On August 20, 1999, 11-year-old Miriam White flew into a rage when one of her family members gave her grief for letting a cat out of the house. Fleeing her Philadelphia home with a kitchen knife, she spotted Rosemarie Knight, 55, walking her dog. Without saying a word, White stabbed Knight in the heart, killing her.
Although White was only 11 years old at the time, and had a history of psychiatric problems, a local judge ruled that she be tried as an adult. The preteen defendant pleaded guilty to third-degree murder and possession of an instrument of crime, and was sentenced to 18 to 40 years in prison. She remains incarcerated to this day.
White’s sentencing made her the youngest “adult” murderer in Philadelphia’s history.
Had she grown up elsewhere in the United States, though, she might have faced a far less punitive sentence. In April 2004, 8-year-old Amy Yates of Carrollton, Georgia was strangled to death. A juvenile court convicted 12-year-old Johnathon Adams for the crime based on the strength of his confession. But unlike White, Adams received only two years imprisonment—the then-maximum sentence in the state for a juvenile.
(Adams would also later be exonerated of the crime.)
There are significant differences between adult court and juvenile court. In most states, juvenile court jurisdiction ends at age 21 or 23, triggering automatic release, regardless of the crime committed; and—unlike with the adult criminal justice system—in most states, juvenile records are sealed and/or expunged.
White got a harsher treatment, despite being a year younger than Adams. And when it comes to the decision by courts to try child defendants as adults or juveniles (or to not try them at all), “the states are basically free to set these ages as they choose,” Marsha Levick, the chief legal officer at the Juvenile Law Center, a nonprofit public-interest law firm for children, tells A&E Real Crime.
In 33 of the 50 states, there’s no minimum age for prosecuting child offenders, which Levick says “literally means you could prosecute a three-year-old.” In the states that do specify a minimum age, children can face juvenile imprisonment starting between the ages of 6 and 10, depending on the state. But even in states with a minimum age, many create an exception for murder, leaving it to the courts to decide the most brutal scenarios on a case-by-case basis.
What Constitutes Too Young to Jail?
While the letter of the law gives individual states the flexibility to put preadolescent children into juvenile detention, Levick says, “these [cases] are very rare, and the reason they capture our attention is because they are so unusual… If you have an eight-year-old who is charged with some type of extreme aggressive or violent behavior, it will—in most cases—be referred to the child-welfare side of the courts,” rather than to juvenile justice.
Child welfare means that the court can “remove the child from home, and place the child—not in a delinquency setting, but in a child-welfare setting,” Levick says, where adult supervision is offered, but the violent offender isn’t implicated with criminal responsibility and isn’t burdened with any form of criminal record.
Nell Bernstein, a journalist who investigated juvenile prisons for her book Burning Down the House, says that in her interviews with “close to 100” current and former juvenile inmates, she doesn’t recall meeting anyone who had been incarcerated at an age younger than 10 years old.

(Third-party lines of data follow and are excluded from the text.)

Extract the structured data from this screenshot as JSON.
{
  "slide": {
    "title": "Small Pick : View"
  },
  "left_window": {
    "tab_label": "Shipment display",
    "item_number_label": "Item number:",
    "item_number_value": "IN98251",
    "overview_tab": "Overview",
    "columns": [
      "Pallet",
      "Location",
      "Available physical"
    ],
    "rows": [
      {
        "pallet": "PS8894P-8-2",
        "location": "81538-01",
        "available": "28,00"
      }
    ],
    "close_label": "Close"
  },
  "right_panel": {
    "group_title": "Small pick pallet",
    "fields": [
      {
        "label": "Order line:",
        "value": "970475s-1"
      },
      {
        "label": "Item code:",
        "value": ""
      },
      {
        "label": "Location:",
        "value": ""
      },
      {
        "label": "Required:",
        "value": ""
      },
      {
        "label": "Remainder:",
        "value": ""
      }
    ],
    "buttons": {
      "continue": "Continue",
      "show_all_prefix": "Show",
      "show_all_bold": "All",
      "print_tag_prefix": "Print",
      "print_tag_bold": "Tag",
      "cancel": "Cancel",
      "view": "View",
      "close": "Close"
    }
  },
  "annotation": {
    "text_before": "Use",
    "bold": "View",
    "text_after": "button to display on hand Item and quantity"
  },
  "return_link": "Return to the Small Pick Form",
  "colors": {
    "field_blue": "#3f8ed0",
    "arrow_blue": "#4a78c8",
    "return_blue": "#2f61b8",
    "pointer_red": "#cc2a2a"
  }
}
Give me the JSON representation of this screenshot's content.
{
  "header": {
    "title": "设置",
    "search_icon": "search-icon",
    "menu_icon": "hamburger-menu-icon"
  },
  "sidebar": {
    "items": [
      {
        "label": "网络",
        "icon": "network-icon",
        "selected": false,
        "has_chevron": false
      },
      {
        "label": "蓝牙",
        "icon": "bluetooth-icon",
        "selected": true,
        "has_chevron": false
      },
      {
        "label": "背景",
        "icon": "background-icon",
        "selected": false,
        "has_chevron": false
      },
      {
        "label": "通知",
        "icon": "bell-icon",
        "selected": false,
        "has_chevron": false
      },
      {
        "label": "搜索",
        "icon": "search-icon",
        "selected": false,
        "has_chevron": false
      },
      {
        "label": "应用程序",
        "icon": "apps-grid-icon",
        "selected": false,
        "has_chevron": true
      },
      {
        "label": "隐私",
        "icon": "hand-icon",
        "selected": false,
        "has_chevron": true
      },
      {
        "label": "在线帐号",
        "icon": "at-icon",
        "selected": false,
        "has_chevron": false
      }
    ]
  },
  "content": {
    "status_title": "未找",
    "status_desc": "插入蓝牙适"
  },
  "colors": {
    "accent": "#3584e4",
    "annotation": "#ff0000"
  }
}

“When you take somebody and lock them up in a room, when you sever all their connections—that’s counter to everything we know about childhood development,” Bernstein says.
Levick, similarly, doesn’t remember any juvenile offenders being sent to detention any younger than 11 years old.
Barbara Burns, a professor of psychiatry and behavioral sciences at the Duke University School of Medicine, says there’s a strong (and intuitive) developmental argument against the incarceration of especially young children: They don’t know that what they’re doing is wrong.
According to Burns, children don’t “begin to learn right from wrong…and really have a conscience” until “seven or eight years old, at the earliest.” Thus, it’s hard to make the legal case that a young child has knowledge of their wrongdoing, i.e. criminal intent—often a key component in determining criminal culpability.
In other countries’ legal systems, especially young children can rely on the “defense of infancy.” Most jurisdictions in the United States have done away with that defense, under the logic that the juvenile court system is itself a defense for American children, in that it shields them from facing the more punitive criminal justice system of the adult courts.
How Many Children Actually Murder?
Nationwide research into homicide committed by young children is scant, but a 2017 study suggests that the rate of incidence is extremely low. According to the researchers, an estimated 74 American children aged 0 to 14 commit murder in a given year. Three-quarters of those are committed by 13- and 14-year-olds, meaning that there are fewer than 20 homicides committed by preteen youth in a given year, according to estimates by the study’s authors.
But as long as that number remains higher than zero, communities continue to grapple with the best course of action.
Burns says reform models for these children, “should be community-based. It has to be family-based.”
Bernstein, whose book argues for the elimination of the juvenile-detention system entirely, concedes there will be “situations where what’s best for the kid and what the community needs to be safe might not be the same thing. And those are super difficult.”
Still, she says that there are warning signs with violent children, and that early intervention is key. “I’ve never met a child whose first crime was double homicide.”